Delta is bringing free meals back to economy class on some long U.S. flights after dropping them years ago to save money.
Delta said Thursday it will start serving meals to all passengers on 12 long-haul routes over the next several weeks.
Airlines took away free sandwiches and similar fare after two industry downturns in the decade of the 2000s. Delta was among the first to drop meals in economy, in 2001, and all the other big U.S. carriers did the same by 2010.
Since then, the carriers have returned to profitability and gone on a spree of buying new jets and hiring more employees. But free meals in economy have remained scarce except on international flights and ones to Hawaii — American gives passengers a sandwich box on some flights to the islands, and Delta began offering free meals on Honolulu flights last August.
Most Read Stories
- Please go fishing, Washington state says after farmed Atlantic salmon escape broken net
- Seattle-based crab boat found on Bering Sea bottom; lost since February with crew of 6
- What caused Seattle-based crab boat to sink with 6 aboard? Coast Guard hoping to find out
- Lost Seattle-based crab-boat crew memorialized VIEW
- Police: Elderly Seattle brothers spent lifetime collecting sexual images of children, sexually abusing young girls
On nearly all other domestic flights, passengers sitting in the main cabin have to schlep their own meals from the airport concourse, pay for one on board, or make do with airline pretzels and peanuts.
Delta tested free meals on routes between New York and California last year. Lisa Bauer, the airline’s vice president of on-board services, said customer-satisfaction scores were much higher on flights with meals.
“People appreciate not being nickel-and-dimed on these long flights,” she said in an interview. “We believe this will be a competitive advantage.”
Representatives for both American Airlines and United Airlines said their carriers were studying the possibility of adding complimentary meals in the main cabin.
Seth Kaplan, managing partner of industry newsletter Airline Weekly, predicted that American and United will copy Delta’s latest move because they don’t want to give Delta any more selling points.
“Most people won’t shop primarily based on which airline includes a meal, and many won’t pay more to fly one that does,” Kaplan said.

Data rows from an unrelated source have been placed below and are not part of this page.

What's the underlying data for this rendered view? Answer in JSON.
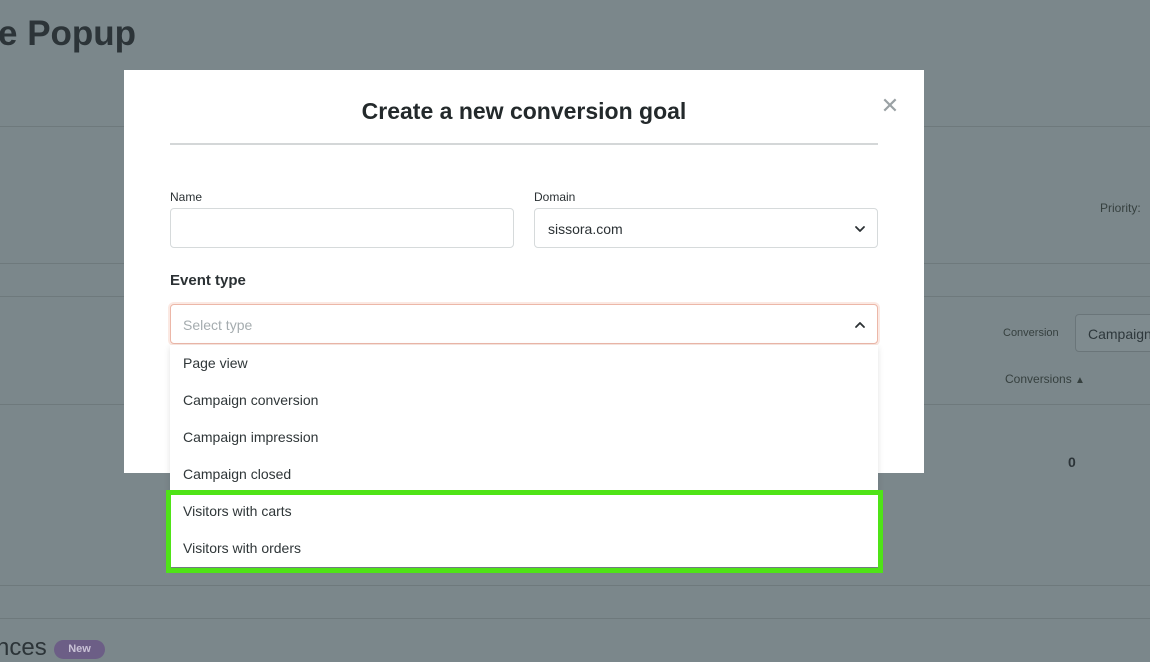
{
  "background": {
    "page_title_fragment": "e Popup",
    "priority_label": "Priority:",
    "conversion_label": "Conversion",
    "campaign_select_value": "Campaign",
    "conversions_column": "Conversions",
    "conversions_value": "0",
    "section_fragment": "nces",
    "new_badge": "New"
  },
  "modal": {
    "title": "Create a new conversion goal",
    "name_label": "Name",
    "name_value": "",
    "domain_label": "Domain",
    "domain_value": "sissora.com",
    "event_type_label": "Event type",
    "event_type_placeholder": "Select type",
    "event_type_options": [
      "Page view",
      "Campaign conversion",
      "Campaign impression",
      "Campaign closed",
      "Visitors with carts",
      "Visitors with orders"
    ]
  },
  "colors": {
    "highlight": "#4fe317",
    "overlay": "#7b878b"
  }
}
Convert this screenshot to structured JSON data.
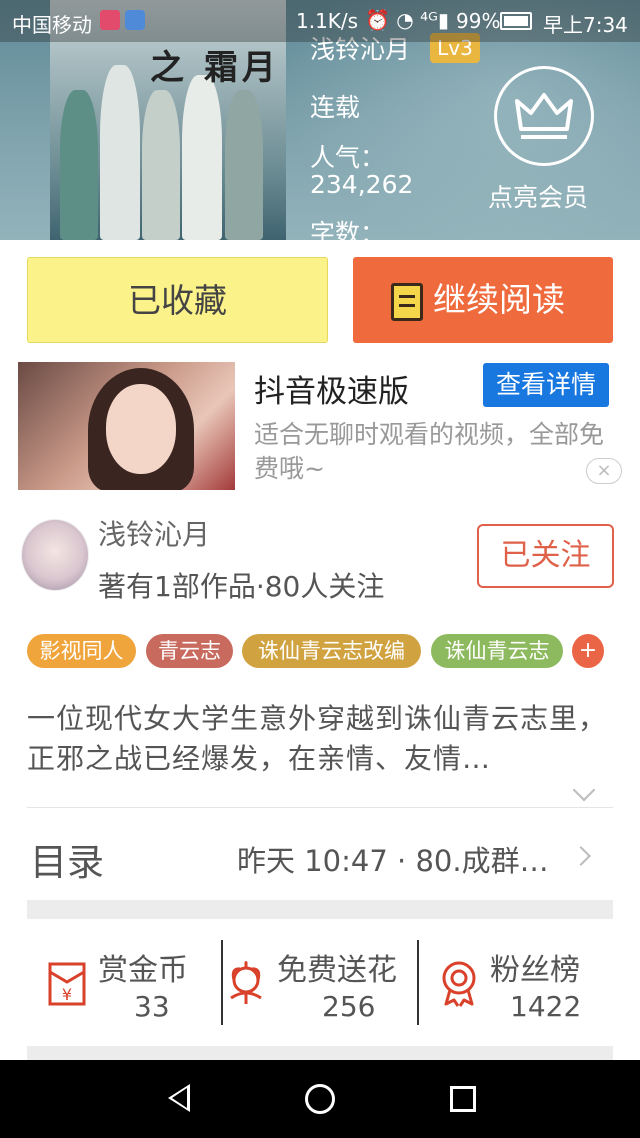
{
  "status_bar": {
    "carrier": "中国移动",
    "net_speed": "1.1K/s",
    "icons": "⏰ ◔ ⁴ᴳ▮",
    "battery": "99%",
    "time": "早上7:34"
  },
  "book": {
    "cover_title": "之 霜月",
    "author": "浅铃沁月",
    "author_level": "Lv3",
    "status": "连载",
    "popularity_label": "人气：",
    "popularity_value": "234,262",
    "wordcount_label": "字数：",
    "vip_label": "点亮会员"
  },
  "actions": {
    "collected_label": "已收藏",
    "continue_label": "继续阅读"
  },
  "ad": {
    "title": "抖音极速版",
    "detail_button": "查看详情",
    "description": "适合无聊时观看的视频，全部免费哦~",
    "close": "×"
  },
  "author_card": {
    "name": "浅铃沁月",
    "stats": "著有1部作品·80人关注",
    "follow_button": "已关注"
  },
  "tags": [
    {
      "label": "影视同人",
      "color": "#efa43c"
    },
    {
      "label": "青云志",
      "color": "#c86a5e"
    },
    {
      "label": "诛仙青云志改编",
      "color": "#d1a340"
    },
    {
      "label": "诛仙青云志",
      "color": "#8dba5e"
    }
  ],
  "tag_more": "+",
  "synopsis": "一位现代女大学生意外穿越到诛仙青云志里，正邪之战已经爆发，在亲情、友情…",
  "toc": {
    "title": "目录",
    "latest": "昨天 10:47 · 80.成群…"
  },
  "stats": {
    "reward": {
      "label": "赏金币",
      "value": "33"
    },
    "flowers": {
      "label": "免费送花",
      "value": "256"
    },
    "fans": {
      "label": "粉丝榜",
      "value": "1422"
    }
  },
  "colors": {
    "accent_orange": "#ef6a3c",
    "collected_yellow": "#fbf28a",
    "ad_blue": "#1878e0",
    "icon_red": "#d9412b"
  }
}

But for corporate and small-business travelers — many of whom fly in economy, not pricier business-class — “this stuff matters,” he said.
Atlanta-based Delta declined to say how much it will cost the airline to offer the meal service.
Delta Air Lines Inc. can afford a few sandwiches and cheese plates. It had pretax income of $13.8 billion in 2015 and 2016, compared with $8.9 billion for American Airlines Group Inc. and $8.0 billion for United Continental Holdings Inc. over those two years.
Delta said even passengers paying the cheapest “basic economy” fare will get free meals. Options include a honey-maple breakfast sandwich, a turkey combo and a veggie wrap.
The airline said the service will start March 1 on flights between New York’s John F. Kennedy International Airport and both Los Angeles and San Francisco.
It will expand on April 24 to 10 more cross-country routes: JFK to Seattle, San Diego and Phoenix; between Boston and Los Angeles, San Francisco and Seattle; Reagan Washington National Airport-Los Angeles; and between Seattle and Orlando and Fort Lauderdale, Florida, and Raleigh-Durham, North Carolina.